We want to thank the Benevolent Fund for the incredible work they continue to do to support those heroes’ lives. We are extremely proud to work in collaboration with such a fantastic charity.
The Fund Collection
The Royal Air Force Benevolent Fund (Registered Charity No. 1081009) will receive 2% of the price of products in this range.
Introducing our Exclusive New Mini Model Products….
“A souvenir memento, keepsake, or a token of remembrance…All our range of aviation mini models are a tangible representation of an iconic design that has defined history.”
As you try to come up with a thoughtful gift, you should consider all the things that define the receiver. Naturally that is going to include hobbies. A truly thoughtful gift often transcends what is clearly visible on the outside, showing the recipient that their inner qualities are recognised and appreciated.
With this being said, we are delighted to announce the introduction of our range of mini models, complementing our existing range of bespoke and sentimental one-of-a-kind products in store. Handmade and crafted by master jewellers here in the UK, these mini profiles are created from an assortment of aviation designs that were the first of their lineage and defied air travel as we know it!
Whether you are an aviation enthusiast or shopping for someone who has an affiliation with any of our unique airplane designs, these gifts provide the perfect opportunity to own a piece of aviation history. Whether it’s the Concorde G-AXDN mini model, representing the fastest plane to grace the skies, or the Vulcan XH558, a plane that has been instrumental in British warfare, each piece has its own backstory that the owner will truly appreciate.
Thanks to our partnership with the UK ministry of Defence, we were able to produce five truly unique and beautiful mini models cast from melted down parts reclaimed for their historic aircraft. By combining our skill in the field of design and production, together with the unparalleled expertise and knowledge of the ministry of defence, we were able to create finely crafted renderings of each design. We believe these products are a great way to support these aircrafts and is an ideal gift or memoriam of a lost love-one or a treasured memento of some of the most iconic designs ever produced here in the UK. These include;
Officially licensed by the UK Ministry of Defence, this striking mini model commemorates the Royal Air Force Aerobatic Team, The Red Arrows.
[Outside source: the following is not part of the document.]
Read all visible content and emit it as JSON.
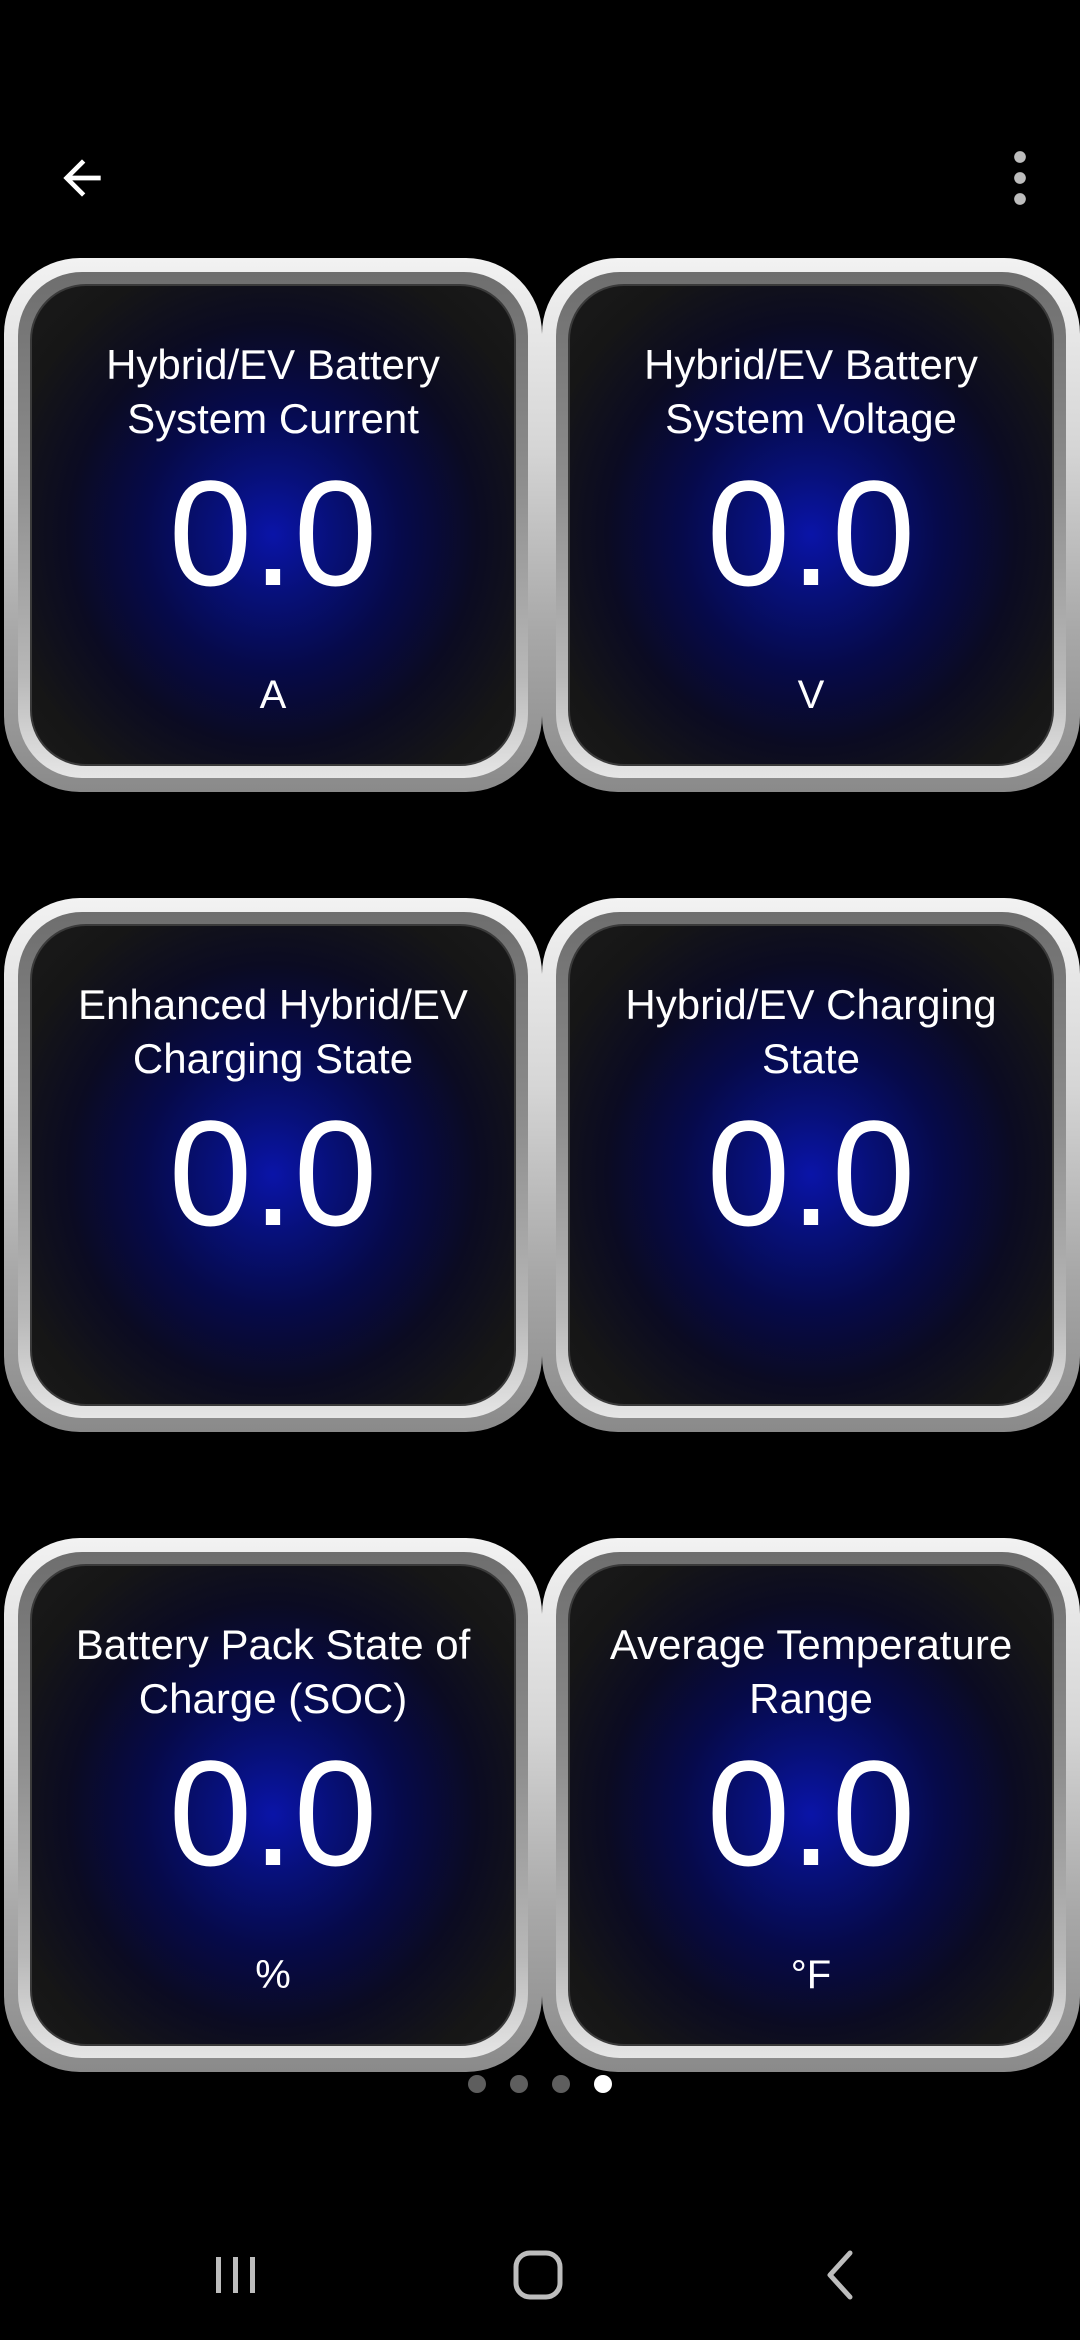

Made using aluminium reclaimed from the airframe of a Hawk T1 that formerly flew as part of the famous squad, every piece of this mini model has been crafted in the UK.
Mounted on a serialised laser etched stand in the red, white and blue of the team and supplied with a certificate of authenticity, this is the ultimate high-flying desk accessory.
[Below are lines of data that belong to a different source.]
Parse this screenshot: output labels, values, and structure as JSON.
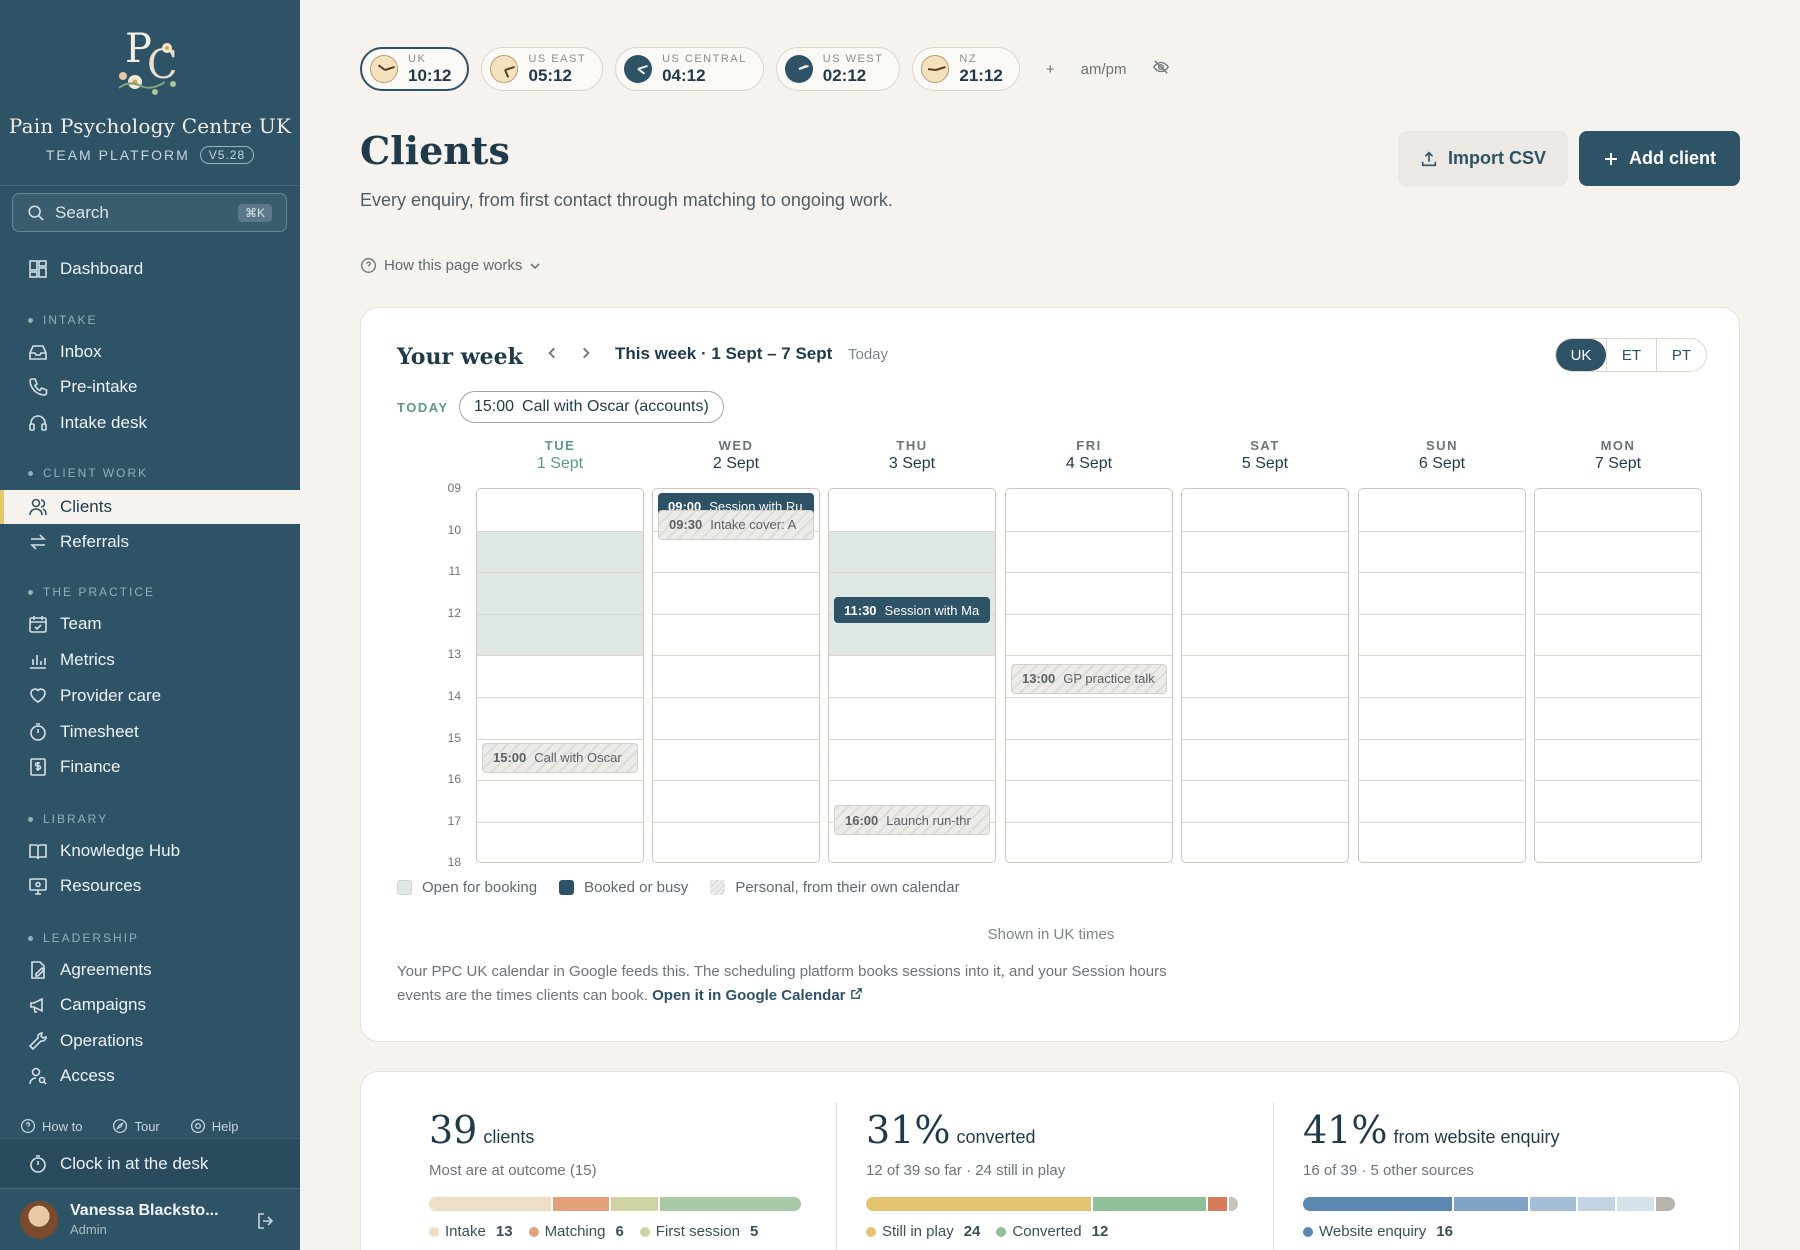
{
  "brand": {
    "name": "Pain Psychology Centre UK",
    "subtitle": "TEAM PLATFORM",
    "version": "V5.28"
  },
  "search": {
    "placeholder": "Search",
    "shortcut": "⌘K"
  },
  "sidebar": {
    "dashboard": "Dashboard",
    "sections": {
      "intake": "INTAKE",
      "client_work": "CLIENT WORK",
      "practice": "THE PRACTICE",
      "library": "LIBRARY",
      "leadership": "LEADERSHIP"
    },
    "items": {
      "inbox": "Inbox",
      "pre_intake": "Pre-intake",
      "intake_desk": "Intake desk",
      "clients": "Clients",
      "referrals": "Referrals",
      "team": "Team",
      "metrics": "Metrics",
      "provider_care": "Provider care",
      "timesheet": "Timesheet",
      "finance": "Finance",
      "knowledge_hub": "Knowledge Hub",
      "resources": "Resources",
      "agreements": "Agreements",
      "campaigns": "Campaigns",
      "operations": "Operations",
      "access": "Access"
    },
    "bottom_links": {
      "how_to": "How to",
      "tour": "Tour",
      "help": "Help"
    },
    "clock_in": "Clock in at the desk",
    "user": {
      "name": "Vanessa Blacksto...",
      "role": "Admin"
    }
  },
  "clocks": [
    {
      "label": "UK",
      "time": "10:12",
      "active": true,
      "face": "day"
    },
    {
      "label": "US EAST",
      "time": "05:12",
      "active": false,
      "face": "day"
    },
    {
      "label": "US CENTRAL",
      "time": "04:12",
      "active": false,
      "face": "night"
    },
    {
      "label": "US WEST",
      "time": "02:12",
      "active": false,
      "face": "night"
    },
    {
      "label": "NZ",
      "time": "21:12",
      "active": false,
      "face": "day"
    }
  ],
  "clock_bar": {
    "add": "+",
    "ampm": "am/pm"
  },
  "page": {
    "title": "Clients",
    "description": "Every enquiry, from first contact through matching to ongoing work.",
    "how_works": "How this page works",
    "import_label": "Import CSV",
    "add_label": "Add client"
  },
  "week": {
    "title": "Your week",
    "range": "This week · 1 Sept – 7 Sept",
    "today_btn": "Today",
    "tz": [
      "UK",
      "ET",
      "PT"
    ],
    "today_label": "TODAY",
    "today_event": {
      "time": "15:00",
      "title": "Call with Oscar (accounts)"
    },
    "days": [
      {
        "name": "TUE",
        "date": "1 Sept",
        "current": true
      },
      {
        "name": "WED",
        "date": "2 Sept"
      },
      {
        "name": "THU",
        "date": "3 Sept"
      },
      {
        "name": "FRI",
        "date": "4 Sept"
      },
      {
        "name": "SAT",
        "date": "5 Sept"
      },
      {
        "name": "SUN",
        "date": "6 Sept"
      },
      {
        "name": "MON",
        "date": "7 Sept"
      }
    ],
    "hours": [
      "09",
      "10",
      "11",
      "12",
      "13",
      "14",
      "15",
      "16",
      "17",
      "18"
    ],
    "events": {
      "tue_call": {
        "time": "15:00",
        "title": "Call with Oscar"
      },
      "wed_session": {
        "time": "09:00",
        "title": "Session with Ru"
      },
      "wed_intake": {
        "time": "09:30",
        "title": "Intake cover: A"
      },
      "thu_session": {
        "time": "11:30",
        "title": "Session with Ma"
      },
      "thu_launch": {
        "time": "16:00",
        "title": "Launch run-thr"
      },
      "fri_gp": {
        "time": "13:00",
        "title": "GP practice talk"
      }
    },
    "legend": {
      "open": "Open for booking",
      "busy": "Booked or busy",
      "personal": "Personal, from their own calendar"
    },
    "shown_in": "Shown in UK times",
    "note": "Your PPC UK calendar in Google feeds this. The scheduling platform books sessions into it, and your Session hours events are the times clients can book.",
    "note_link": "Open it in Google Calendar"
  },
  "stats": [
    {
      "big": "39",
      "word": "clients",
      "sub": "Most are at outcome (15)",
      "segments": [
        {
          "value": 13,
          "color": "#ecdfc6"
        },
        {
          "value": 6,
          "color": "#e4a07a"
        },
        {
          "value": 5,
          "color": "#cfd3a4"
        },
        {
          "value": 15,
          "color": "#a8c9a8"
        }
      ],
      "legend": [
        {
          "label": "Intake",
          "value": "13",
          "color": "#ecdfc6"
        },
        {
          "label": "Matching",
          "value": "6",
          "color": "#e4a07a"
        },
        {
          "label": "First session",
          "value": "5",
          "color": "#cfd3a4"
        }
      ]
    },
    {
      "big": "31%",
      "word": "converted",
      "sub": "12 of 39 so far · 24 still in play",
      "segments": [
        {
          "value": 24,
          "color": "#e3c470"
        },
        {
          "value": 12,
          "color": "#8fc09a"
        },
        {
          "value": 2,
          "color": "#d87a5c"
        },
        {
          "value": 1,
          "color": "#c9c4bb"
        }
      ],
      "legend": [
        {
          "label": "Still in play",
          "value": "24",
          "color": "#e3c470"
        },
        {
          "label": "Converted",
          "value": "12",
          "color": "#8fc09a"
        }
      ]
    },
    {
      "big": "41%",
      "word": "from website enquiry",
      "sub": "16 of 39 · 5 other sources",
      "segments": [
        {
          "value": 16,
          "color": "#5a88b0"
        },
        {
          "value": 8,
          "color": "#7ea3c4"
        },
        {
          "value": 5,
          "color": "#a3bfd7"
        },
        {
          "value": 4,
          "color": "#c3d5e4"
        },
        {
          "value": 4,
          "color": "#d5e2ec"
        },
        {
          "value": 2,
          "color": "#b8b3aa"
        }
      ],
      "legend": [
        {
          "label": "Website enquiry",
          "value": "16",
          "color": "#5a88b0"
        }
      ]
    }
  ],
  "colors": {
    "accent": "#2e5266",
    "open_slot": "#dfe9e3",
    "highlight": "#5b9a8a"
  }
}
This Concorde mini model is made from the genuine air intake assembly of Concorde 101 (G-AXDN). Produced in collaboration with Duxford Aviation Society (DAS), this mini model comes mounted on a serialised, laser etched base and is supplied with a certificate of authenticity.
Key product details
100% designed, made and finished in the UK.
Cast from the genuine Hiduminium aluminium alloy of Concorde G-AXDN (Concorde 101 – the fastest ever Concorde).
Hand polished by jewellery finishers to a mirror shine.
Presented in a high-quality box with gold foil embossed certificate of authenticity,
Created in partnership with the Panavia Tornado Preservation Group (PTPG), this ‘mini model’ captures a beautiful rendering of Tornado ZA326 atop a serialised laser etched base. Made from genuine airframe aluminium recovered from the aircraft, this model allows you to own a small piece of aviation history.
Icarus Originals are proud to support both the Panavia Tornado Preservation Group and the Royal Air Force Benevolent Fund. For every ZA326 mini model sold, we will donate £5 of the purchase price to each organisation to help them continue their vital work.